County officials and some citizens have been at odds over moving a former Greenfield Plantation slave quarters and summer kitchen that sit on the site destined to be used for a shell building as an economic development tool.
“After much deliberation, the Board affirmed its decision to relocate two historical structures to a 28-acre preservation area at Greenfield in order to both showcase those buildings along with other historical resources and to promote the economic development for which Greenfield was intended.
“Also, at that meeting, the Board directed staff to move forward with continued archaeological investigations regarding assertions of unmarked graves on the site.
“The Board takes the assertions of an unmarked cemetery seriously,” said Deputy County Administrator David Moorman in the news release. “Staff have been authorized to take the appropriate actions to investigate those assertions and, if validated, to handle the graves with the respect they deserve.”
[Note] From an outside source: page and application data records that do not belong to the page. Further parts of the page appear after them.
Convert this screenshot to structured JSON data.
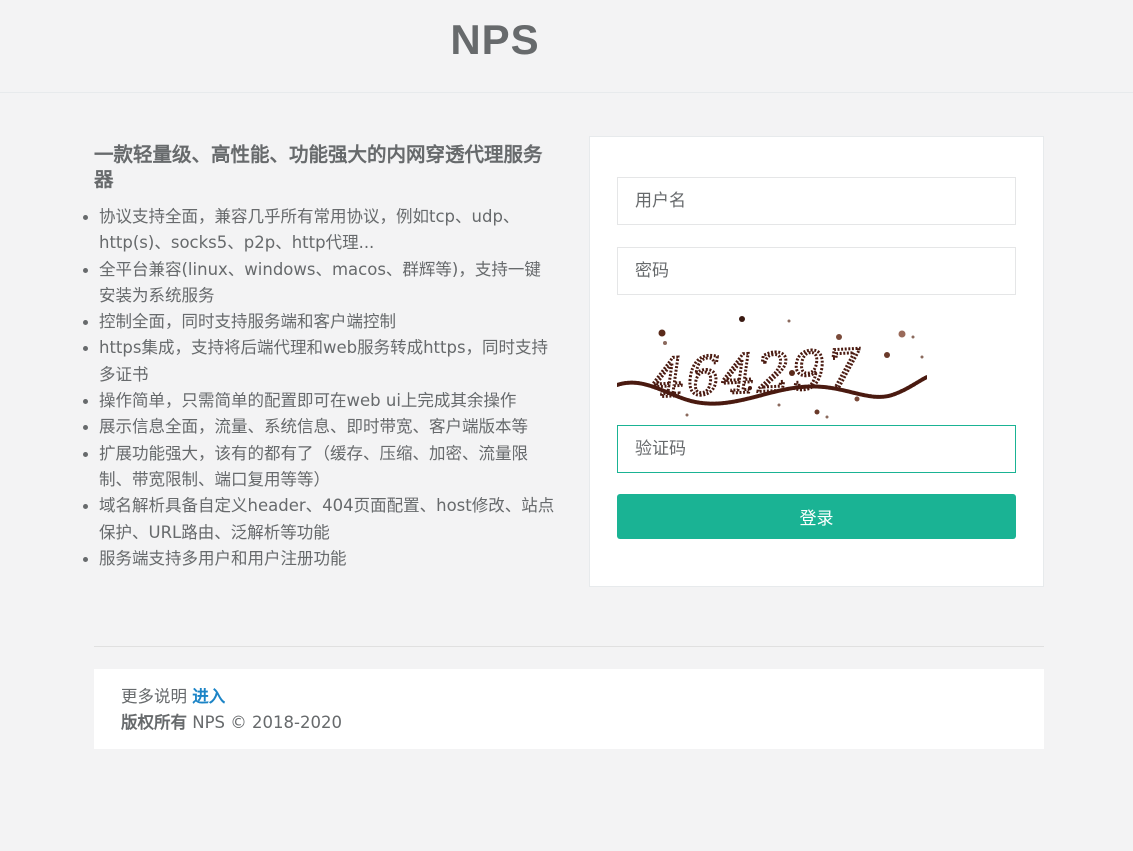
{
  "header": {
    "logo": "NPS"
  },
  "intro": {
    "title": "一款轻量级、高性能、功能强大的内网穿透代理服务器",
    "features": [
      "协议支持全面，兼容几乎所有常用协议，例如tcp、udp、http(s)、socks5、p2p、http代理...",
      "全平台兼容(linux、windows、macos、群辉等)，支持一键安装为系统服务",
      "控制全面，同时支持服务端和客户端控制",
      "https集成，支持将后端代理和web服务转成https，同时支持多证书",
      "操作简单，只需简单的配置即可在web ui上完成其余操作",
      "展示信息全面，流量、系统信息、即时带宽、客户端版本等",
      "扩展功能强大，该有的都有了（缓存、压缩、加密、流量限制、带宽限制、端口复用等等）",
      "域名解析具备自定义header、404页面配置、host修改、站点保护、URL路由、泛解析等功能",
      "服务端支持多用户和用户注册功能"
    ]
  },
  "login": {
    "username_placeholder": "用户名",
    "password_placeholder": "密码",
    "captcha_text": "464297",
    "captcha_placeholder": "验证码",
    "submit_label": "登录"
  },
  "footer": {
    "more_label": "更多说明",
    "more_link": "进入",
    "copyright_label": "版权所有",
    "copyright_text": "NPS © 2018-2020"
  },
  "colors": {
    "accent": "#1ab394",
    "link": "#1c84c6",
    "text": "#676a6c"
  }
}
The news release continues: “In accordance with that direction, on February 2, Botetourt County officials met with concerned citizens to receive information about potential grave sites. The citizens were asked to identify one or more sites that, according to oral histories relayed by Preston family descendants and the descendants of Preston family slaves could contain unidentified slave gravesites.
“Archaeologists with Rivanna Archaeological Services of Charlottesville also inspected the site to help identify possible burial sites.
“The County is working with community members and our archaeologists to ensure that no known grave sites will be disturbed during the move,” said Moorman. “We have used the delay afforded to us by the recent inclement weather to move forward on this process.”
“At this time, no specific sites are identified in the oral histories. County officials are currently awaiting a request from community members based on information from an outside archaeological firm regarding what areas they would like to see investigated,” the news release says.
“Moreover, this archaeological work is in addition to the work already completed by the County. When it purchased the Greenfield property in the mid-1990s, the County had a Phase I archaeological investigation made of the entire property. In recent weeks, archaeologists researched and recovered artifacts found around and beneath the structures intended to be moved.
“Today, archaeologists have begun further investigation of the larger site to confirm whether unmarked slave grave sites are present, as oral histories suggest. During this process, work by the contractors hired by the County to move the buildings will continue, as weather permits. No areas subject to investigation by the archaeologists will be disturbed by the moving contractors.
“No date has been set for moving the structures. The scheduling of such a move is dependent on a number of factors, including weather. Furthermore, the County intends to accommodate persons interested in watching the buildings’ move in a manner that is safe and that does not unlawfully obstruct.”